Give the count of lines in the entries that include "Свод", and write nothing besides it.

Input material below:

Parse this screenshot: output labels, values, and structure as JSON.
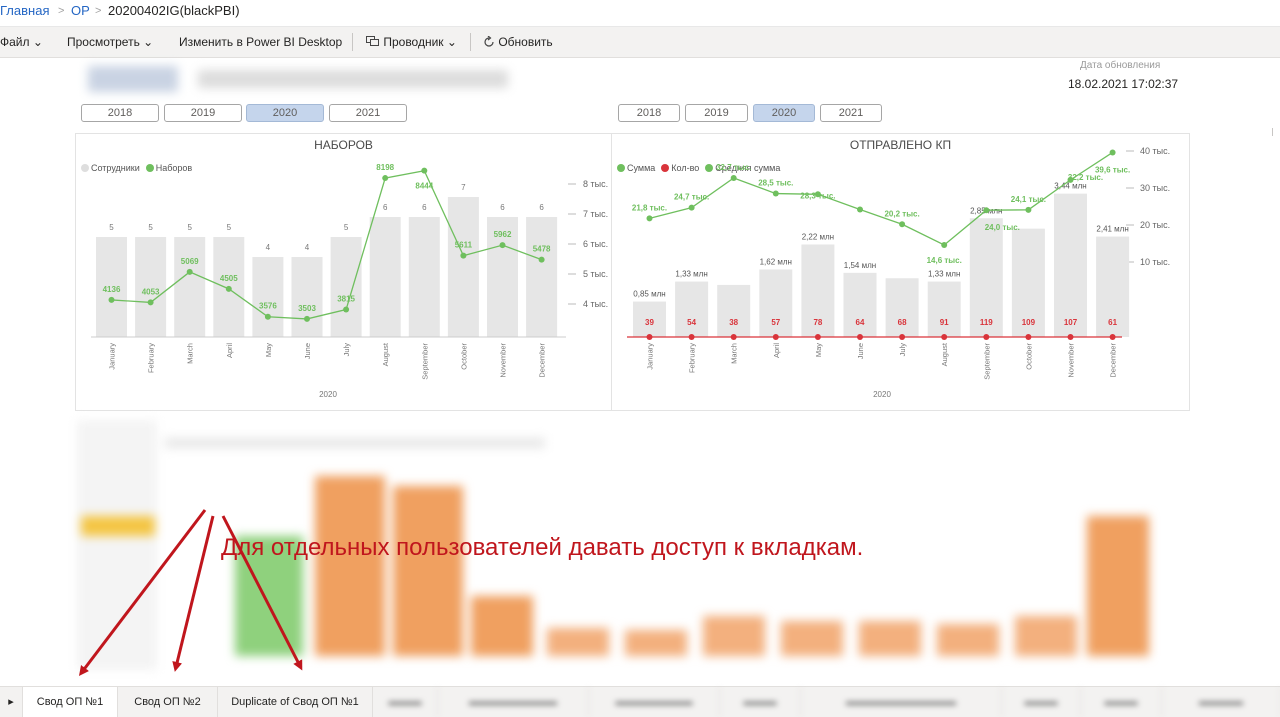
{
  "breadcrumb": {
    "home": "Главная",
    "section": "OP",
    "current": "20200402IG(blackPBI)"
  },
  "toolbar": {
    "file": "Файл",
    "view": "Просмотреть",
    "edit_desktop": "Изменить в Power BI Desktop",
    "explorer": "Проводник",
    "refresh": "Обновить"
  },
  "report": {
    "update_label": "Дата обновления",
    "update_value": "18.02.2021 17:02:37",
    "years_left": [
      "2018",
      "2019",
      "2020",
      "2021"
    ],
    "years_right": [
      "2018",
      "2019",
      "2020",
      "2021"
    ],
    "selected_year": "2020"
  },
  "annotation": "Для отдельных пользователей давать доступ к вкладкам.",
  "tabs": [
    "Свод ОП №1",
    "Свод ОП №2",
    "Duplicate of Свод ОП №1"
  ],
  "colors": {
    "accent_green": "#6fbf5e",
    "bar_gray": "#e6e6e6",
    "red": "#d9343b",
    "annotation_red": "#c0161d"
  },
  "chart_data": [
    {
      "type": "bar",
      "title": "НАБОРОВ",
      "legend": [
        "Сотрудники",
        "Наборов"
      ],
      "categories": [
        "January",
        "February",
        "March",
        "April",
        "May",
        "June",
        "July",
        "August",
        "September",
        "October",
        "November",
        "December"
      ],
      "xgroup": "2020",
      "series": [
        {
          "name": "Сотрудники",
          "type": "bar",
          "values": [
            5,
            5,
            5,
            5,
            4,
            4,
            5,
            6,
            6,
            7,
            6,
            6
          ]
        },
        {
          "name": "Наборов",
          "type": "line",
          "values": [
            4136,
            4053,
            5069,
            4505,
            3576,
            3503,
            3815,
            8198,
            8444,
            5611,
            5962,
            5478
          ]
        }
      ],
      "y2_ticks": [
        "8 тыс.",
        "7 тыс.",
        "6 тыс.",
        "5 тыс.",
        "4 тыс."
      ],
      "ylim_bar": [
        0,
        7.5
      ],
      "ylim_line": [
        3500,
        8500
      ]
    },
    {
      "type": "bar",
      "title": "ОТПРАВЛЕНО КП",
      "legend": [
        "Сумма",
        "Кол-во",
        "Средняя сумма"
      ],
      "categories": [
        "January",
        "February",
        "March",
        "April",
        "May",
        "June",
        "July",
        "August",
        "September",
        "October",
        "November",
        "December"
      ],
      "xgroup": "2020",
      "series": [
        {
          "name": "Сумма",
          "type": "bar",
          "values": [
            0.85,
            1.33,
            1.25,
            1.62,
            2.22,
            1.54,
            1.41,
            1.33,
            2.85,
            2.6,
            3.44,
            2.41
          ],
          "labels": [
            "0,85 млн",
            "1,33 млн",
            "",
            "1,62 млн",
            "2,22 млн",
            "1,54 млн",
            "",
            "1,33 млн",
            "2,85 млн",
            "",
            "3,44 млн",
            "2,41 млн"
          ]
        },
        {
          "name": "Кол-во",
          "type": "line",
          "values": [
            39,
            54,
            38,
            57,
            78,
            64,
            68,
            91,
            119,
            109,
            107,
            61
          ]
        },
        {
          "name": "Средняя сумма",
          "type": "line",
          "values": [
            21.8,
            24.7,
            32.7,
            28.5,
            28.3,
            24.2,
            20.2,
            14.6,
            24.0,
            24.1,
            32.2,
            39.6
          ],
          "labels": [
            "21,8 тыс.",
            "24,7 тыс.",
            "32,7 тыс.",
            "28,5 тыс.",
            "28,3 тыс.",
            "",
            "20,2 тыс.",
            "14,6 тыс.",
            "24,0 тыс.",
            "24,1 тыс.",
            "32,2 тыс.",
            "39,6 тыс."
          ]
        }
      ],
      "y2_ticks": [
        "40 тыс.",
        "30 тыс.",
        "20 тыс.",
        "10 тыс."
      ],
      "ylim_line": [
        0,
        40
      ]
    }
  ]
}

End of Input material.
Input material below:

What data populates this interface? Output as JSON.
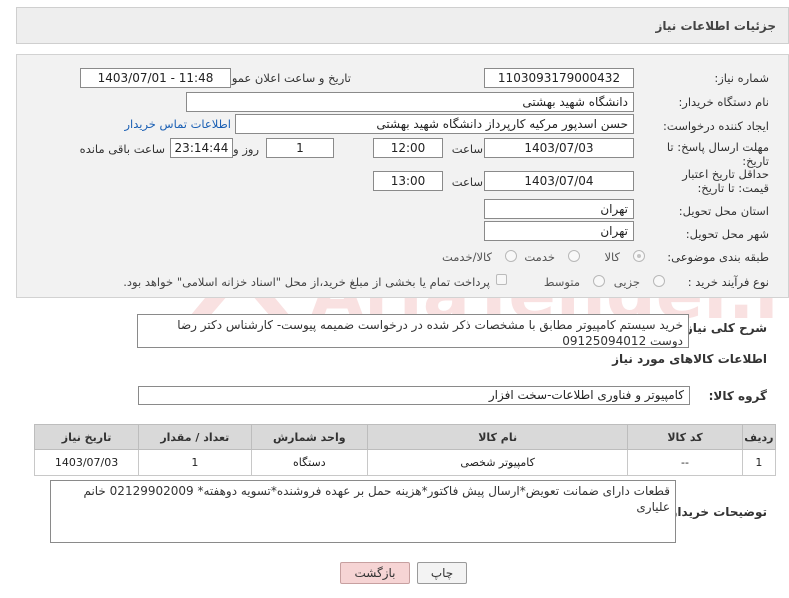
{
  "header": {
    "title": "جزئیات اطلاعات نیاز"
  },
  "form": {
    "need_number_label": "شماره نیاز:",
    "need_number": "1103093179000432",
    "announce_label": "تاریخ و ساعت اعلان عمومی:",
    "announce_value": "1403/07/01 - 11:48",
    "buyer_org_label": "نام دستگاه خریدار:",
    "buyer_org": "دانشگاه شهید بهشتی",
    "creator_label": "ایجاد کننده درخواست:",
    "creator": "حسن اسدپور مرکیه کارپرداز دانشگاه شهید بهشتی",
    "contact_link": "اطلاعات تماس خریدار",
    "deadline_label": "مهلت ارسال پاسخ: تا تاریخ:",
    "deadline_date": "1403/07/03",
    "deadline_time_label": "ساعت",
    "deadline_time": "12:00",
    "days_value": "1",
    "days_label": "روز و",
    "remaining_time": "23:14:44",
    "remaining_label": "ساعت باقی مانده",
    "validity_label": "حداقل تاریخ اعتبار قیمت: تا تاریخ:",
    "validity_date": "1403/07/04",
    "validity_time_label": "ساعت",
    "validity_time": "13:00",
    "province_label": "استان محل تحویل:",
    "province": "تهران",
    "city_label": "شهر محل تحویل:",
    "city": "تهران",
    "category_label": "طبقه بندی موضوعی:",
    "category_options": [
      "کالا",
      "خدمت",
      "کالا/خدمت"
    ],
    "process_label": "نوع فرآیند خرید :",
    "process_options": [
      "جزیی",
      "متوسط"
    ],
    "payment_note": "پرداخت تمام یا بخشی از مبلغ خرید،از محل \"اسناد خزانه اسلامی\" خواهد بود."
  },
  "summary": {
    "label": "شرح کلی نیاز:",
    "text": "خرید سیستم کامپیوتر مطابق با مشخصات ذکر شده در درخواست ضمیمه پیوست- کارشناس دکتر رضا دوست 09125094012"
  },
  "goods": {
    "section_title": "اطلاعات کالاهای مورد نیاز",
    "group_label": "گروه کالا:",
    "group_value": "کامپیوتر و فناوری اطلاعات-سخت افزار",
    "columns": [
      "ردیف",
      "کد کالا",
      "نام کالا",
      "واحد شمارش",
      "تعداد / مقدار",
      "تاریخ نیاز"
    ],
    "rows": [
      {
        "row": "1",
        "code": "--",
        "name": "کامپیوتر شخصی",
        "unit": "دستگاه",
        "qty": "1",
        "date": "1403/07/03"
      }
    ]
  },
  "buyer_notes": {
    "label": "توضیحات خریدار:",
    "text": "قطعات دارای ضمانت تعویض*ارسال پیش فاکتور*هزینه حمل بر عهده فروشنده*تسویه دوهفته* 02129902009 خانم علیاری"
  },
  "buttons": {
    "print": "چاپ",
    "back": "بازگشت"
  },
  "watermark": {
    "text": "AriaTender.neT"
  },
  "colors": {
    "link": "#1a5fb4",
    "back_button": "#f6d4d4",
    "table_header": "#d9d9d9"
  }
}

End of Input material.

**Written response:** 3